## WHAT IS BEING ASKED
Reproduce, word for word, every line starting at the line that contains "Extract the structured" and ending with the final line of the entries.

═════ DATA SUPPLIED ═════

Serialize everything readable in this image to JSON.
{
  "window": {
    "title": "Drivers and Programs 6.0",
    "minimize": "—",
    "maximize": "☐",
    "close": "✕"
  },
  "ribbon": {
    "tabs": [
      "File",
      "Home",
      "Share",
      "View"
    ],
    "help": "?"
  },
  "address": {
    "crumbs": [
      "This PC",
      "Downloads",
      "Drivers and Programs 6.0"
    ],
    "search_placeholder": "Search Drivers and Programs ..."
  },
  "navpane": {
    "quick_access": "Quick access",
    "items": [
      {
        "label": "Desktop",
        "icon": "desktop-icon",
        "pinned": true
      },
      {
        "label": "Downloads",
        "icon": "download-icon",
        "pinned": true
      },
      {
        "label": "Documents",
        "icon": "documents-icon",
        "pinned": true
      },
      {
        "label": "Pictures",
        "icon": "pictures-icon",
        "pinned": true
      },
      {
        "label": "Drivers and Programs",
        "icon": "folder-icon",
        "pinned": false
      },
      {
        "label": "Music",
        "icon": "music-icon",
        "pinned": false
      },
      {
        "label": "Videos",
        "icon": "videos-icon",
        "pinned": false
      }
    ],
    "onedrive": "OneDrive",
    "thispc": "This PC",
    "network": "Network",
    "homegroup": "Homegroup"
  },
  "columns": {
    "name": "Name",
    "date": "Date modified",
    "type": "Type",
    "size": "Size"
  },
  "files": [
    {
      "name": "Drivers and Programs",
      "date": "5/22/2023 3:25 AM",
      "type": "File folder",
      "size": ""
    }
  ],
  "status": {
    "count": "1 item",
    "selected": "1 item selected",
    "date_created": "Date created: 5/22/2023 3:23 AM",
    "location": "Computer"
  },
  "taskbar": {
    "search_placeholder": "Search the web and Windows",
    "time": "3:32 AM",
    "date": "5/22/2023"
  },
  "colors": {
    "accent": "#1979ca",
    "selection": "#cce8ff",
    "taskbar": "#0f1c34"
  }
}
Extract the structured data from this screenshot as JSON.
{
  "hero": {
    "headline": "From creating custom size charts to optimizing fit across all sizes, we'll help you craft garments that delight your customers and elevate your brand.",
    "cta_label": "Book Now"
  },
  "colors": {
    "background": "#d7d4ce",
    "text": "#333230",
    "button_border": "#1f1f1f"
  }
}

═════

## TASK RESPONSE
Extract the structured data from this screenshot as JSON.
{
  "hero": {
    "headline": "From creating custom size charts to optimizing fit across all sizes, we'll help you craft garments that delight your customers and elevate your brand.",
    "cta_label": "Book Now"
  },
  "colors": {
    "background": "#d7d4ce",
    "text": "#333230",
    "button_border": "#1f1f1f"
  }
}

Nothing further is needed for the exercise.